For a system with longer period Sd with approach to ug0, Spa is very small.
Response spectrum characteristics
Let u˙˙g 0 , u˙ g 0 , ug 0 be the peak values of ground acceleration, velocity and displacement respectively. Response spectrum values are presented to normalized form in Fig. 17.22. The period range may be separated by period values at a, b, c, d, e and f where Ta = 0.033 s, Tb = 0.125 s, Te = 10 s, Tf = 33 s.
We identify the effects of damping on systems with short period Tn < Ta = 0.033, the peak-pseudo acceleration A = Spa approaches u˙˙g 0 and D = Sd is very small. For a fixed mass, very short period means extremely stiff or essentially rigid. Deformation will be very small and it moves with the ground.
For a system with longer period Sd with approach to ug0, Spa is very small. For a rigid mass the structure is flexible. In that case
For short period system TnTa < Tn < Tc. Spa exceeds u˙˙g 0 with amplification depending on Tn, ρ over a period range Tb to Tc, Spa may be constant = u˙˙g 0 × amplification factor depending on ρ .
For a long period Td < Tn < Tf, Sd generally exceeds ug0 with amplification generally depending on ρ. Over a portion of the period Td to Te(3–10 s) Sd may be idealized as a constant × amplification factor depending on ρ. For intermediate period systems with Tn between Tc < Tn < Td, Spv exceeds u˙g 0 Over the period range Spv may be idealized as a constant value × amplification factor depending on ρ.
Based on the observation of response spectrum, it is logical to divide the spectrum into three ranges:
• Long period range Tn > Td. Displacement-sensitive region because structure response is related mostly to ground displacement.
• Short period range Tn < Tc. Acceleration-sensitive region because structural response is mostly related to ground acceleration.
• Intermediate range Tc < Tn < Td. Velocity-sensitive region because structural response appears to be better related to ground velocity than to other ground motion parameters.
The periods Ta, Tb, Te, Tf on the idealized spectrum are independent of damping but Tc and Td vary with damping.
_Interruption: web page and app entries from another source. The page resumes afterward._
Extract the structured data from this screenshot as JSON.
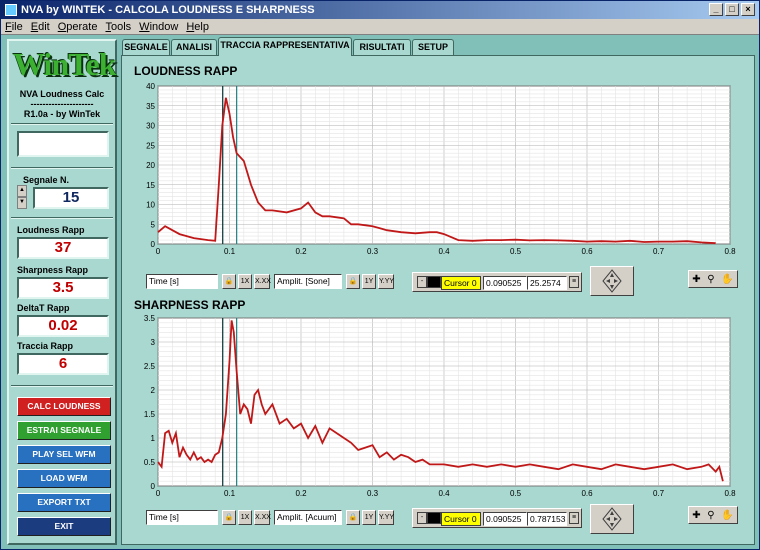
{
  "window": {
    "title": "NVA by WINTEK - CALCOLA LOUDNESS E SHARPNESS",
    "controls": [
      "_",
      "□",
      "×"
    ]
  },
  "menu": {
    "items": [
      {
        "underline": "F",
        "rest": "ile"
      },
      {
        "underline": "E",
        "rest": "dit"
      },
      {
        "underline": "O",
        "rest": "perate"
      },
      {
        "underline": "T",
        "rest": "ools"
      },
      {
        "underline": "W",
        "rest": "indow"
      },
      {
        "underline": "H",
        "rest": "elp"
      }
    ]
  },
  "left": {
    "logo": "WinTek",
    "app_name": "NVA Loudness Calc",
    "dashes": "---------------------",
    "version": "R1.0a - by WinTek",
    "blank_field": "",
    "segnale_label": "Segnale N.",
    "segnale_value": "15",
    "loudness_label": "Loudness Rapp",
    "loudness_value": "37",
    "sharpness_label": "Sharpness Rapp",
    "sharpness_value": "3.5",
    "deltat_label": "DeltaT Rapp",
    "deltat_value": "0.02",
    "traccia_label": "Traccia Rapp",
    "traccia_value": "6",
    "buttons": [
      {
        "label": "CALC LOUDNESS",
        "color": "#d02020"
      },
      {
        "label": "ESTRAI SEGNALE",
        "color": "#30a030"
      },
      {
        "label": "PLAY SEL WFM",
        "color": "#2870c0"
      },
      {
        "label": "LOAD WFM",
        "color": "#2870c0"
      },
      {
        "label": "EXPORT TXT",
        "color": "#2870c0"
      },
      {
        "label": "EXIT",
        "color": "#1c3c80"
      }
    ]
  },
  "tabs": [
    {
      "label": "SEGNALE",
      "active": false
    },
    {
      "label": "ANALISI",
      "active": false
    },
    {
      "label": "TRACCIA RAPPRESENTATIVA",
      "active": true
    },
    {
      "label": "RISULTATI",
      "active": false
    },
    {
      "label": "SETUP",
      "active": false
    }
  ],
  "loudness_graph": {
    "title": "LOUDNESS RAPP",
    "x_field": "Time [s]",
    "y_field": "Amplit. [Sone]",
    "cursor_name": "Cursor 0",
    "cursor_x": "0.090525",
    "cursor_y": "25.2574"
  },
  "sharpness_graph": {
    "title": "SHARPNESS RAPP",
    "x_field": "Time [s]",
    "y_field": "Amplit. [Acuum]",
    "cursor_name": "Cursor 0",
    "cursor_x": "0.090525",
    "cursor_y": "0.787153"
  },
  "scale_button_labels": {
    "lock": "🔒",
    "x_scale": "1X",
    "x_format": "X.XX",
    "y_scale": "1Y",
    "y_format": "Y.YY"
  },
  "chart_data": [
    {
      "type": "line",
      "title": "LOUDNESS RAPP",
      "xlabel": "Time [s]",
      "ylabel": "Amplit. [Sone]",
      "xlim": [
        0,
        0.8
      ],
      "ylim": [
        0,
        40
      ],
      "x_ticks": [
        "0",
        "0.1",
        "0.2",
        "0.3",
        "0.4",
        "0.5",
        "0.6",
        "0.7",
        "0.8"
      ],
      "y_ticks": [
        "0",
        "5",
        "10",
        "15",
        "20",
        "25",
        "30",
        "35",
        "40"
      ],
      "grid": true,
      "color": "#c01818",
      "cursor_lines_x": [
        0.090525,
        0.11
      ],
      "x": [
        0,
        0.01,
        0.03,
        0.05,
        0.07,
        0.08,
        0.085,
        0.09,
        0.095,
        0.1,
        0.105,
        0.11,
        0.12,
        0.13,
        0.14,
        0.15,
        0.16,
        0.18,
        0.2,
        0.21,
        0.22,
        0.23,
        0.24,
        0.26,
        0.27,
        0.28,
        0.3,
        0.32,
        0.34,
        0.36,
        0.38,
        0.39,
        0.4,
        0.42,
        0.44,
        0.46,
        0.48,
        0.5,
        0.52,
        0.54,
        0.56,
        0.58,
        0.6,
        0.62,
        0.64,
        0.66,
        0.68,
        0.7,
        0.72,
        0.74,
        0.76,
        0.78
      ],
      "y": [
        3,
        4.5,
        2.5,
        1.5,
        1.0,
        0.8,
        15,
        30,
        37,
        33,
        27,
        23,
        21,
        15,
        10.5,
        8.5,
        8.5,
        8,
        9,
        10.5,
        8,
        7,
        7,
        6.5,
        5,
        5,
        4.5,
        3.5,
        3,
        2.7,
        3,
        3,
        2.5,
        1,
        0.8,
        1,
        1,
        1.1,
        0.9,
        1,
        0.9,
        0.8,
        0.6,
        0.7,
        0.6,
        0.8,
        0.5,
        0.6,
        0.6,
        0.7,
        0.4,
        0.2
      ]
    },
    {
      "type": "line",
      "title": "SHARPNESS RAPP",
      "xlabel": "Time [s]",
      "ylabel": "Amplit. [Acuum]",
      "xlim": [
        0,
        0.8
      ],
      "ylim": [
        0,
        3.5
      ],
      "x_ticks": [
        "0",
        "0.1",
        "0.2",
        "0.3",
        "0.4",
        "0.5",
        "0.6",
        "0.7",
        "0.8"
      ],
      "y_ticks": [
        "0",
        "0.5",
        "1",
        "1.5",
        "2",
        "2.5",
        "3",
        "3.5"
      ],
      "grid": true,
      "color": "#c01818",
      "cursor_lines_x": [
        0.090525,
        0.11
      ],
      "x": [
        0,
        0.005,
        0.01,
        0.015,
        0.02,
        0.025,
        0.03,
        0.035,
        0.04,
        0.045,
        0.05,
        0.055,
        0.06,
        0.065,
        0.07,
        0.075,
        0.08,
        0.085,
        0.09,
        0.095,
        0.1,
        0.103,
        0.106,
        0.11,
        0.115,
        0.12,
        0.125,
        0.13,
        0.135,
        0.14,
        0.145,
        0.15,
        0.16,
        0.17,
        0.18,
        0.19,
        0.2,
        0.21,
        0.22,
        0.23,
        0.24,
        0.25,
        0.26,
        0.27,
        0.28,
        0.29,
        0.3,
        0.31,
        0.32,
        0.33,
        0.34,
        0.35,
        0.36,
        0.37,
        0.38,
        0.4,
        0.42,
        0.44,
        0.46,
        0.48,
        0.5,
        0.52,
        0.54,
        0.56,
        0.58,
        0.6,
        0.62,
        0.64,
        0.66,
        0.68,
        0.7,
        0.72,
        0.74,
        0.76,
        0.77,
        0.78,
        0.785,
        0.79
      ],
      "y": [
        0.5,
        0.4,
        1.1,
        1.15,
        0.9,
        1.1,
        0.6,
        0.8,
        0.65,
        0.55,
        0.7,
        0.55,
        0.6,
        0.5,
        0.55,
        0.5,
        0.65,
        0.7,
        1.0,
        1.5,
        2.6,
        3.45,
        3.2,
        2.4,
        1.5,
        1.7,
        1.6,
        1.3,
        1.9,
        2.0,
        1.7,
        1.5,
        1.7,
        1.3,
        1.4,
        1.2,
        1.3,
        1.0,
        1.25,
        0.9,
        1.2,
        1.1,
        1.0,
        0.9,
        0.75,
        0.8,
        0.85,
        0.6,
        0.7,
        0.55,
        0.65,
        0.6,
        0.5,
        0.55,
        0.45,
        0.45,
        0.4,
        0.45,
        0.4,
        0.45,
        0.4,
        0.45,
        0.4,
        0.35,
        0.45,
        0.4,
        0.35,
        0.45,
        0.4,
        0.35,
        0.4,
        0.45,
        0.35,
        0.4,
        0.45,
        0.3,
        0.4,
        0.1
      ]
    }
  ]
}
Idealizing a spectrum by a series of straight lines a, b, c, d, e, f in the four-way logarithmic plot is obviously not a precise process. The period values at a–f and amplification factors are judgemental. The advantages of an idealized spectrum are that we can very easily construct a design spectrum. These values vary from one ground motion with others.
Consider an elastic design spectrum, 84.1% for ground motion u˙˙g 0 = 1 g ; u˙g 0 = 121.92 cm/s; ug0 = 91.44 cm; ρ = 5%. Using the program developed it is possible to construct a design spectrum as shown in Fig. 17.23.
From Fig. 17.23, we can construct a pseudo-acceleration spectrum in terms of g plotted in log scale in Fig. 17.24 for ground acceleration of 1g and damping factor 5%. Similarly for various values of ρ an elastic pseudo-acceleration spectrum can be plotted in log scale as shown in Fig. 17.25 and a design spectrum in Fig. 17.26. If pseudo-acceleration is plotted at a normal scale, the diagram is as shown in Fig. 17.26.
Estimate the maximum sensitive response for the industrial building of Example 17.1 using Newmark–Hall design spectra for an anticipated ground acceleration
of 0.308g and for a damping factor of 0.05. Compare the results with the maximum response obtained from time history analysis.
Damping = 5%
(i) NS direction, T = 0.567 s
From chart (see Fig. 17.23), spectra value Sd = 6.35 cm; Spv = 71.12 cm/s; Spa = 784.35 cm/s2.
Maximum base shear = mSpa
= 131 697.2 × 7.843
(ii) EW direction Sd = 20 mm
Spv = 393.7 mm/s Spa = 7.843 mm/s2 ωn = 20 rad/s
T = 0.313
Maximum base shear = mSpa
= 1032.9 kN
Comparison of the maximum response obtained from time history analysis response spectra and design spectrum analysis is presented in Table 17.4 for NS direction. There is a considerable discrepancy between the results of response spectrum and design spectrum. The former represents the response to a specific earthquake while the latter represents predicted response to any earthquake.